**ASSIGNED TASK**
Down to the last line, set down the material below exactly, excluding pictures.

**MATERIAL SUPPLIED**
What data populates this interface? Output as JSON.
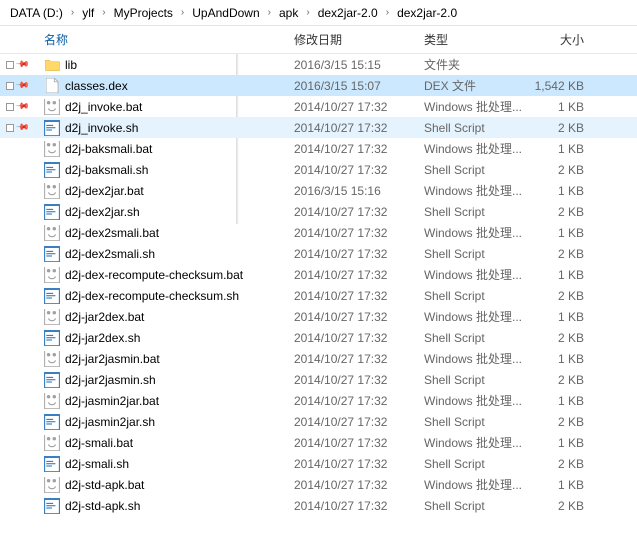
{
  "breadcrumb": [
    "DATA (D:)",
    "ylf",
    "MyProjects",
    "UpAndDown",
    "apk",
    "dex2jar-2.0",
    "dex2jar-2.0"
  ],
  "columns": {
    "name": "名称",
    "date": "修改日期",
    "type": "类型",
    "size": "大小"
  },
  "files": [
    {
      "name": "lib",
      "date": "2016/3/15 15:15",
      "type": "文件夹",
      "size": "",
      "icon": "folder",
      "pin": true,
      "state": ""
    },
    {
      "name": "classes.dex",
      "date": "2016/3/15 15:07",
      "type": "DEX 文件",
      "size": "1,542 KB",
      "icon": "file",
      "pin": true,
      "state": "selected"
    },
    {
      "name": "d2j_invoke.bat",
      "date": "2014/10/27 17:32",
      "type": "Windows 批处理...",
      "size": "1 KB",
      "icon": "bat",
      "pin": true,
      "state": ""
    },
    {
      "name": "d2j_invoke.sh",
      "date": "2014/10/27 17:32",
      "type": "Shell Script",
      "size": "2 KB",
      "icon": "sh",
      "pin": true,
      "state": "highlighted"
    },
    {
      "name": "d2j-baksmali.bat",
      "date": "2014/10/27 17:32",
      "type": "Windows 批处理...",
      "size": "1 KB",
      "icon": "bat",
      "pin": false,
      "state": ""
    },
    {
      "name": "d2j-baksmali.sh",
      "date": "2014/10/27 17:32",
      "type": "Shell Script",
      "size": "2 KB",
      "icon": "sh",
      "pin": false,
      "state": ""
    },
    {
      "name": "d2j-dex2jar.bat",
      "date": "2016/3/15 15:16",
      "type": "Windows 批处理...",
      "size": "1 KB",
      "icon": "bat",
      "pin": false,
      "state": ""
    },
    {
      "name": "d2j-dex2jar.sh",
      "date": "2014/10/27 17:32",
      "type": "Shell Script",
      "size": "2 KB",
      "icon": "sh",
      "pin": false,
      "state": ""
    },
    {
      "name": "d2j-dex2smali.bat",
      "date": "2014/10/27 17:32",
      "type": "Windows 批处理...",
      "size": "1 KB",
      "icon": "bat",
      "pin": false,
      "state": ""
    },
    {
      "name": "d2j-dex2smali.sh",
      "date": "2014/10/27 17:32",
      "type": "Shell Script",
      "size": "2 KB",
      "icon": "sh",
      "pin": false,
      "state": ""
    },
    {
      "name": "d2j-dex-recompute-checksum.bat",
      "date": "2014/10/27 17:32",
      "type": "Windows 批处理...",
      "size": "1 KB",
      "icon": "bat",
      "pin": false,
      "state": ""
    },
    {
      "name": "d2j-dex-recompute-checksum.sh",
      "date": "2014/10/27 17:32",
      "type": "Shell Script",
      "size": "2 KB",
      "icon": "sh",
      "pin": false,
      "state": ""
    },
    {
      "name": "d2j-jar2dex.bat",
      "date": "2014/10/27 17:32",
      "type": "Windows 批处理...",
      "size": "1 KB",
      "icon": "bat",
      "pin": false,
      "state": ""
    },
    {
      "name": "d2j-jar2dex.sh",
      "date": "2014/10/27 17:32",
      "type": "Shell Script",
      "size": "2 KB",
      "icon": "sh",
      "pin": false,
      "state": ""
    },
    {
      "name": "d2j-jar2jasmin.bat",
      "date": "2014/10/27 17:32",
      "type": "Windows 批处理...",
      "size": "1 KB",
      "icon": "bat",
      "pin": false,
      "state": ""
    },
    {
      "name": "d2j-jar2jasmin.sh",
      "date": "2014/10/27 17:32",
      "type": "Shell Script",
      "size": "2 KB",
      "icon": "sh",
      "pin": false,
      "state": ""
    },
    {
      "name": "d2j-jasmin2jar.bat",
      "date": "2014/10/27 17:32",
      "type": "Windows 批处理...",
      "size": "1 KB",
      "icon": "bat",
      "pin": false,
      "state": ""
    },
    {
      "name": "d2j-jasmin2jar.sh",
      "date": "2014/10/27 17:32",
      "type": "Shell Script",
      "size": "2 KB",
      "icon": "sh",
      "pin": false,
      "state": ""
    },
    {
      "name": "d2j-smali.bat",
      "date": "2014/10/27 17:32",
      "type": "Windows 批处理...",
      "size": "1 KB",
      "icon": "bat",
      "pin": false,
      "state": ""
    },
    {
      "name": "d2j-smali.sh",
      "date": "2014/10/27 17:32",
      "type": "Shell Script",
      "size": "2 KB",
      "icon": "sh",
      "pin": false,
      "state": ""
    },
    {
      "name": "d2j-std-apk.bat",
      "date": "2014/10/27 17:32",
      "type": "Windows 批处理...",
      "size": "1 KB",
      "icon": "bat",
      "pin": false,
      "state": ""
    },
    {
      "name": "d2j-std-apk.sh",
      "date": "2014/10/27 17:32",
      "type": "Shell Script",
      "size": "2 KB",
      "icon": "sh",
      "pin": false,
      "state": ""
    }
  ]
}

**RESULT OF THIS EXERCISE**
What data populates this interface? Output as JSON.
{
  "breadcrumb": [
    "DATA (D:)",
    "ylf",
    "MyProjects",
    "UpAndDown",
    "apk",
    "dex2jar-2.0",
    "dex2jar-2.0"
  ],
  "columns": {
    "name": "名称",
    "date": "修改日期",
    "type": "类型",
    "size": "大小"
  },
  "files": [
    {
      "name": "lib",
      "date": "2016/3/15 15:15",
      "type": "文件夹",
      "size": "",
      "icon": "folder",
      "pin": true,
      "state": ""
    },
    {
      "name": "classes.dex",
      "date": "2016/3/15 15:07",
      "type": "DEX 文件",
      "size": "1,542 KB",
      "icon": "file",
      "pin": true,
      "state": "selected"
    },
    {
      "name": "d2j_invoke.bat",
      "date": "2014/10/27 17:32",
      "type": "Windows 批处理...",
      "size": "1 KB",
      "icon": "bat",
      "pin": true,
      "state": ""
    },
    {
      "name": "d2j_invoke.sh",
      "date": "2014/10/27 17:32",
      "type": "Shell Script",
      "size": "2 KB",
      "icon": "sh",
      "pin": true,
      "state": "highlighted"
    },
    {
      "name": "d2j-baksmali.bat",
      "date": "2014/10/27 17:32",
      "type": "Windows 批处理...",
      "size": "1 KB",
      "icon": "bat",
      "pin": false,
      "state": ""
    },
    {
      "name": "d2j-baksmali.sh",
      "date": "2014/10/27 17:32",
      "type": "Shell Script",
      "size": "2 KB",
      "icon": "sh",
      "pin": false,
      "state": ""
    },
    {
      "name": "d2j-dex2jar.bat",
      "date": "2016/3/15 15:16",
      "type": "Windows 批处理...",
      "size": "1 KB",
      "icon": "bat",
      "pin": false,
      "state": ""
    },
    {
      "name": "d2j-dex2jar.sh",
      "date": "2014/10/27 17:32",
      "type": "Shell Script",
      "size": "2 KB",
      "icon": "sh",
      "pin": false,
      "state": ""
    },
    {
      "name": "d2j-dex2smali.bat",
      "date": "2014/10/27 17:32",
      "type": "Windows 批处理...",
      "size": "1 KB",
      "icon": "bat",
      "pin": false,
      "state": ""
    },
    {
      "name": "d2j-dex2smali.sh",
      "date": "2014/10/27 17:32",
      "type": "Shell Script",
      "size": "2 KB",
      "icon": "sh",
      "pin": false,
      "state": ""
    },
    {
      "name": "d2j-dex-recompute-checksum.bat",
      "date": "2014/10/27 17:32",
      "type": "Windows 批处理...",
      "size": "1 KB",
      "icon": "bat",
      "pin": false,
      "state": ""
    },
    {
      "name": "d2j-dex-recompute-checksum.sh",
      "date": "2014/10/27 17:32",
      "type": "Shell Script",
      "size": "2 KB",
      "icon": "sh",
      "pin": false,
      "state": ""
    },
    {
      "name": "d2j-jar2dex.bat",
      "date": "2014/10/27 17:32",
      "type": "Windows 批处理...",
      "size": "1 KB",
      "icon": "bat",
      "pin": false,
      "state": ""
    },
    {
      "name": "d2j-jar2dex.sh",
      "date": "2014/10/27 17:32",
      "type": "Shell Script",
      "size": "2 KB",
      "icon": "sh",
      "pin": false,
      "state": ""
    },
    {
      "name": "d2j-jar2jasmin.bat",
      "date": "2014/10/27 17:32",
      "type": "Windows 批处理...",
      "size": "1 KB",
      "icon": "bat",
      "pin": false,
      "state": ""
    },
    {
      "name": "d2j-jar2jasmin.sh",
      "date": "2014/10/27 17:32",
      "type": "Shell Script",
      "size": "2 KB",
      "icon": "sh",
      "pin": false,
      "state": ""
    },
    {
      "name": "d2j-jasmin2jar.bat",
      "date": "2014/10/27 17:32",
      "type": "Windows 批处理...",
      "size": "1 KB",
      "icon": "bat",
      "pin": false,
      "state": ""
    },
    {
      "name": "d2j-jasmin2jar.sh",
      "date": "2014/10/27 17:32",
      "type": "Shell Script",
      "size": "2 KB",
      "icon": "sh",
      "pin": false,
      "state": ""
    },
    {
      "name": "d2j-smali.bat",
      "date": "2014/10/27 17:32",
      "type": "Windows 批处理...",
      "size": "1 KB",
      "icon": "bat",
      "pin": false,
      "state": ""
    },
    {
      "name": "d2j-smali.sh",
      "date": "2014/10/27 17:32",
      "type": "Shell Script",
      "size": "2 KB",
      "icon": "sh",
      "pin": false,
      "state": ""
    },
    {
      "name": "d2j-std-apk.bat",
      "date": "2014/10/27 17:32",
      "type": "Windows 批处理...",
      "size": "1 KB",
      "icon": "bat",
      "pin": false,
      "state": ""
    },
    {
      "name": "d2j-std-apk.sh",
      "date": "2014/10/27 17:32",
      "type": "Shell Script",
      "size": "2 KB",
      "icon": "sh",
      "pin": false,
      "state": ""
    }
  ]
}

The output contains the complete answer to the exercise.